On February 9, 2021, the world will celebrate the 18th iteration of Safer Internet Day. The theme of this year’s event is “Together for a better internet.” It’s a reminder that all of us have a responsibility to help make the web a safer place.

One of the ways we can do this is by taking the online safety of children and teens to heart. In their enthusiasm for entering into the online world and forging a digital identity, young people might assume that everyone has their best intentions in mind. The reality is that some individuals might seek to exploit that innocence and trick them into handing over their personal information or infect their devices with malware.

DevOps Connect:DevSecOps @ RSAC 2022

Which raises the question: how can we help children and teens stay safe online?

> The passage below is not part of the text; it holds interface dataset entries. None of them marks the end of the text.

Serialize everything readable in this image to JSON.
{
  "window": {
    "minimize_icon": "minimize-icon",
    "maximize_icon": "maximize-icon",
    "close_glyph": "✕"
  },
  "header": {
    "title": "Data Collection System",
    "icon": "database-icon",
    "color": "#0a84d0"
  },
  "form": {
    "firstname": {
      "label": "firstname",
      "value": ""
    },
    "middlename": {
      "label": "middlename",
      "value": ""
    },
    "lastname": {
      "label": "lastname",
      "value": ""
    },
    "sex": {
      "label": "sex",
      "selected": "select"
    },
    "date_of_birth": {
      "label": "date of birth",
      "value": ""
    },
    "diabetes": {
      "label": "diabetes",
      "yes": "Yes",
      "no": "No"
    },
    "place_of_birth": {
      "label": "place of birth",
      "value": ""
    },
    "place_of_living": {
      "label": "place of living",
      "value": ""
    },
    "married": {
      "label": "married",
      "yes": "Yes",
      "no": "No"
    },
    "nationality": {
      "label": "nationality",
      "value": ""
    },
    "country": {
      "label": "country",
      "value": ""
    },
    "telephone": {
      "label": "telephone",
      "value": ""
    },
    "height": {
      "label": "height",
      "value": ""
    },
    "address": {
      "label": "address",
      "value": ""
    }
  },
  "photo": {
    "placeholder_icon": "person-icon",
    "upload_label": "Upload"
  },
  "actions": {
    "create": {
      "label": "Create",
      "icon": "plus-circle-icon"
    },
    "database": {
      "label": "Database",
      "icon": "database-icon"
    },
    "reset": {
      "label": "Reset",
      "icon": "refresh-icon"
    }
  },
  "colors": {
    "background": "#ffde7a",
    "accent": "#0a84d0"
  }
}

To answer that question, we spoke to several infosec experts about what advice they’d give to young people about protecting their privacy online. Below are their recommendations.

Chloe Messdaghi (@ChloeMessdaghi):

Chloe Messdaghi safer internet day

We have taught kids to use the phrase “stranger danger.” This should apply when a “stranger” contacts them; kids should feel welcome to show the message to their parents/guardians. Attackers target kids to phish their parents/guardians or even to gain access to staff at their school or network system. These attackers use SMS text messages, emails and direct messages on social media to gain access to their target. Remind kids that they are superheros, too, by simply letting them know that passwords serve as magical protection from “evil” or “dangerous” strangers. Every single parent and guardian must also provide the tools necessary for their child’s online safety such as a password manager.

If you are a parent and guardian, I recommend reaching out to the school district and asking how they are protecting their students’ (Read more...)